▶ **WHAT YOU HAVE TO DO**: Each line below should be written out again exactly.

[Items listed in a dataset]
§

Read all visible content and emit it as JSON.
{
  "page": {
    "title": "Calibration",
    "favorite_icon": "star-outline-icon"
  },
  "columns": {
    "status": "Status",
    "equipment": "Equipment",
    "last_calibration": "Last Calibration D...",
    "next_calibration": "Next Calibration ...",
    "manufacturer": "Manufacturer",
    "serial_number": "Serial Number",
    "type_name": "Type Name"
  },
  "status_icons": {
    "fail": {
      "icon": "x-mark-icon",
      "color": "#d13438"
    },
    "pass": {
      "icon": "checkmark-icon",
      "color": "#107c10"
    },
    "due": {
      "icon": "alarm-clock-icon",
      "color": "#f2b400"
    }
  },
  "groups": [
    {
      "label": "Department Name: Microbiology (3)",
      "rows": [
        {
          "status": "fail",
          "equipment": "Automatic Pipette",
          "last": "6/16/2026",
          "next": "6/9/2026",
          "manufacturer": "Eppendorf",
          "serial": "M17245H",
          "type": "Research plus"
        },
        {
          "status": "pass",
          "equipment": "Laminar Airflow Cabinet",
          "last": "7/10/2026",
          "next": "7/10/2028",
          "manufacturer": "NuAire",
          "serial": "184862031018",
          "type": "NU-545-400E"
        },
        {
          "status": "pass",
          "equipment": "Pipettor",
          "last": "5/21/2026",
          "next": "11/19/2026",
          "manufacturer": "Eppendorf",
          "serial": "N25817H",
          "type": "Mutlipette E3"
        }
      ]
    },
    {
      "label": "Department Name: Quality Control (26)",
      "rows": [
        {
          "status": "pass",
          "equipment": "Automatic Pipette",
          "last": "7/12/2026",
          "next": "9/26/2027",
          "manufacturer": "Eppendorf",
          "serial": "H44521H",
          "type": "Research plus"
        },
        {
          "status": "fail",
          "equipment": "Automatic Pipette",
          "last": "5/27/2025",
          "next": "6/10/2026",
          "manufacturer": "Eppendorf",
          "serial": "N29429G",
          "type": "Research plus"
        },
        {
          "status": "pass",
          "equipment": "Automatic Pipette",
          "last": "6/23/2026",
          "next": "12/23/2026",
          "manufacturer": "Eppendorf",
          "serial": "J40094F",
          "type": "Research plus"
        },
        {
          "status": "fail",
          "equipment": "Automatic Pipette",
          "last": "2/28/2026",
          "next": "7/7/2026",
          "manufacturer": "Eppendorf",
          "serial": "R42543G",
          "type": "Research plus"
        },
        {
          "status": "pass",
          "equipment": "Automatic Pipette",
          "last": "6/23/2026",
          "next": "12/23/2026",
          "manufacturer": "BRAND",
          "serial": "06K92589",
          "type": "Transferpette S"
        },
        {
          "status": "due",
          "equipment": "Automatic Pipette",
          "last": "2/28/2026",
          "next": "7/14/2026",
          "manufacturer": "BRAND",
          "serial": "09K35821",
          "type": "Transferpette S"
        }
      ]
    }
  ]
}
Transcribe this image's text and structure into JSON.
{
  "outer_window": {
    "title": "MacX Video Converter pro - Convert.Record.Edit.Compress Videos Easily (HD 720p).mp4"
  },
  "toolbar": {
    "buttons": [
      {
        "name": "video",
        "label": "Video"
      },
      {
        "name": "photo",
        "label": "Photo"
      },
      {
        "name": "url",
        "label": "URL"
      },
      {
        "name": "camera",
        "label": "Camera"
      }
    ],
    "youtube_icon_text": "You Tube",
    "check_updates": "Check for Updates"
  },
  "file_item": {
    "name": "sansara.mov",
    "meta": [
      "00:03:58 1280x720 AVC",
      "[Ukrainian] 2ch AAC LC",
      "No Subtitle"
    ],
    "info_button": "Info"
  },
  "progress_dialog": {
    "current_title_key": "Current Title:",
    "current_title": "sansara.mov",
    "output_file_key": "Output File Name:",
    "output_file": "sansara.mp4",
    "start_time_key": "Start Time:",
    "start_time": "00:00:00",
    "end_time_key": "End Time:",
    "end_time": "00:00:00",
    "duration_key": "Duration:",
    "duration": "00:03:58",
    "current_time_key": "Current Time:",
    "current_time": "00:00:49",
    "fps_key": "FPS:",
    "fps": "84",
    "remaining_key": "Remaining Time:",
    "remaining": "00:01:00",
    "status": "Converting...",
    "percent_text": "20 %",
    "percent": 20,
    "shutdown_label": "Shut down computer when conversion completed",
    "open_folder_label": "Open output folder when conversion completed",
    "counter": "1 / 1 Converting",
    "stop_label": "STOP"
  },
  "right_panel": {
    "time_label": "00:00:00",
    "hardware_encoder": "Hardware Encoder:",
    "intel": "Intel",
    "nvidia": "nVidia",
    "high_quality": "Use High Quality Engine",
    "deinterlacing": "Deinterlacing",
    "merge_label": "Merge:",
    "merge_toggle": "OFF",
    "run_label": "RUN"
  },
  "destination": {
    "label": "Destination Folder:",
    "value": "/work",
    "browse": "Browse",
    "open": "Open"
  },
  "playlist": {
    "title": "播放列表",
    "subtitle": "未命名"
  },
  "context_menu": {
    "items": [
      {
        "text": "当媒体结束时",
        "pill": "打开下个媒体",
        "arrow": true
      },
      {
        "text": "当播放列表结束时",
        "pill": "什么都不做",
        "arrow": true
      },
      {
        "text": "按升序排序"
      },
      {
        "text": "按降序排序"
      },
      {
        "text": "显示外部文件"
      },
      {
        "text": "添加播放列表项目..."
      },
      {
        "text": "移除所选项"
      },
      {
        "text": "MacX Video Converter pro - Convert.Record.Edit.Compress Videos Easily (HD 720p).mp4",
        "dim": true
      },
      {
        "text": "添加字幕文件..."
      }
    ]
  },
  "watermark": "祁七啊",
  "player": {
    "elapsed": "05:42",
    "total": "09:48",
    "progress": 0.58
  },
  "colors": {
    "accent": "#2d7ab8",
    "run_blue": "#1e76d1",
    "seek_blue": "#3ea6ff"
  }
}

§

▶ **RESPONSE AREA**:
Read all visible content and emit it as JSON.
{
  "page": {
    "title": "Calibration",
    "favorite_icon": "star-outline-icon"
  },
  "columns": {
    "status": "Status",
    "equipment": "Equipment",
    "last_calibration": "Last Calibration D...",
    "next_calibration": "Next Calibration ...",
    "manufacturer": "Manufacturer",
    "serial_number": "Serial Number",
    "type_name": "Type Name"
  },
  "status_icons": {
    "fail": {
      "icon": "x-mark-icon",
      "color": "#d13438"
    },
    "pass": {
      "icon": "checkmark-icon",
      "color": "#107c10"
    },
    "due": {
      "icon": "alarm-clock-icon",
      "color": "#f2b400"
    }
  },
  "groups": [
    {
      "label": "Department Name: Microbiology (3)",
      "rows": [
        {
          "status": "fail",
          "equipment": "Automatic Pipette",
          "last": "6/16/2026",
          "next": "6/9/2026",
          "manufacturer": "Eppendorf",
          "serial": "M17245H",
          "type": "Research plus"
        },
        {
          "status": "pass",
          "equipment": "Laminar Airflow Cabinet",
          "last": "7/10/2026",
          "next": "7/10/2028",
          "manufacturer": "NuAire",
          "serial": "184862031018",
          "type": "NU-545-400E"
        },
        {
          "status": "pass",
          "equipment": "Pipettor",
          "last": "5/21/2026",
          "next": "11/19/2026",
          "manufacturer": "Eppendorf",
          "serial": "N25817H",
          "type": "Mutlipette E3"
        }
      ]
    },
    {
      "label": "Department Name: Quality Control (26)",
      "rows": [
        {
          "status": "pass",
          "equipment": "Automatic Pipette",
          "last": "7/12/2026",
          "next": "9/26/2027",
          "manufacturer": "Eppendorf",
          "serial": "H44521H",
          "type": "Research plus"
        },
        {
          "status": "fail",
          "equipment": "Automatic Pipette",
          "last": "5/27/2025",
          "next": "6/10/2026",
          "manufacturer": "Eppendorf",
          "serial": "N29429G",
          "type": "Research plus"
        },
        {
          "status": "pass",
          "equipment": "Automatic Pipette",
          "last": "6/23/2026",
          "next": "12/23/2026",
          "manufacturer": "Eppendorf",
          "serial": "J40094F",
          "type": "Research plus"
        },
        {
          "status": "fail",
          "equipment": "Automatic Pipette",
          "last": "2/28/2026",
          "next": "7/7/2026",
          "manufacturer": "Eppendorf",
          "serial": "R42543G",
          "type": "Research plus"
        },
        {
          "status": "pass",
          "equipment": "Automatic Pipette",
          "last": "6/23/2026",
          "next": "12/23/2026",
          "manufacturer": "BRAND",
          "serial": "06K92589",
          "type": "Transferpette S"
        },
        {
          "status": "due",
          "equipment": "Automatic Pipette",
          "last": "2/28/2026",
          "next": "7/14/2026",
          "manufacturer": "BRAND",
          "serial": "09K35821",
          "type": "Transferpette S"
        }
      ]
    }
  ]
}
Transcribe this image's text and structure into JSON.
{
  "outer_window": {
    "title": "MacX Video Converter pro - Convert.Record.Edit.Compress Videos Easily (HD 720p).mp4"
  },
  "toolbar": {
    "buttons": [
      {
        "name": "video",
        "label": "Video"
      },
      {
        "name": "photo",
        "label": "Photo"
      },
      {
        "name": "url",
        "label": "URL"
      },
      {
        "name": "camera",
        "label": "Camera"
      }
    ],
    "youtube_icon_text": "You Tube",
    "check_updates": "Check for Updates"
  },
  "file_item": {
    "name": "sansara.mov",
    "meta": [
      "00:03:58 1280x720 AVC",
      "[Ukrainian] 2ch AAC LC",
      "No Subtitle"
    ],
    "info_button": "Info"
  },
  "progress_dialog": {
    "current_title_key": "Current Title:",
    "current_title": "sansara.mov",
    "output_file_key": "Output File Name:",
    "output_file": "sansara.mp4",
    "start_time_key": "Start Time:",
    "start_time": "00:00:00",
    "end_time_key": "End Time:",
    "end_time": "00:00:00",
    "duration_key": "Duration:",
    "duration": "00:03:58",
    "current_time_key": "Current Time:",
    "current_time": "00:00:49",
    "fps_key": "FPS:",
    "fps": "84",
    "remaining_key": "Remaining Time:",
    "remaining": "00:01:00",
    "status": "Converting...",
    "percent_text": "20 %",
    "percent": 20,
    "shutdown_label": "Shut down computer when conversion completed",
    "open_folder_label": "Open output folder when conversion completed",
    "counter": "1 / 1 Converting",
    "stop_label": "STOP"
  },
  "right_panel": {
    "time_label": "00:00:00",
    "hardware_encoder": "Hardware Encoder:",
    "intel": "Intel",
    "nvidia": "nVidia",
    "high_quality": "Use High Quality Engine",
    "deinterlacing": "Deinterlacing",
    "merge_label": "Merge:",
    "merge_toggle": "OFF",
    "run_label": "RUN"
  },
  "destination": {
    "label": "Destination Folder:",
    "value": "/work",
    "browse": "Browse",
    "open": "Open"
  },
  "playlist": {
    "title": "播放列表",
    "subtitle": "未命名"
  },
  "context_menu": {
    "items": [
      {
        "text": "当媒体结束时",
        "pill": "打开下个媒体",
        "arrow": true
      },
      {
        "text": "当播放列表结束时",
        "pill": "什么都不做",
        "arrow": true
      },
      {
        "text": "按升序排序"
      },
      {
        "text": "按降序排序"
      },
      {
        "text": "显示外部文件"
      },
      {
        "text": "添加播放列表项目..."
      },
      {
        "text": "移除所选项"
      },
      {
        "text": "MacX Video Converter pro - Convert.Record.Edit.Compress Videos Easily (HD 720p).mp4",
        "dim": true
      },
      {
        "text": "添加字幕文件..."
      }
    ]
  },
  "watermark": "祁七啊",
  "player": {
    "elapsed": "05:42",
    "total": "09:48",
    "progress": 0.58
  },
  "colors": {
    "accent": "#2d7ab8",
    "run_blue": "#1e76d1",
    "seek_blue": "#3ea6ff"
  }
}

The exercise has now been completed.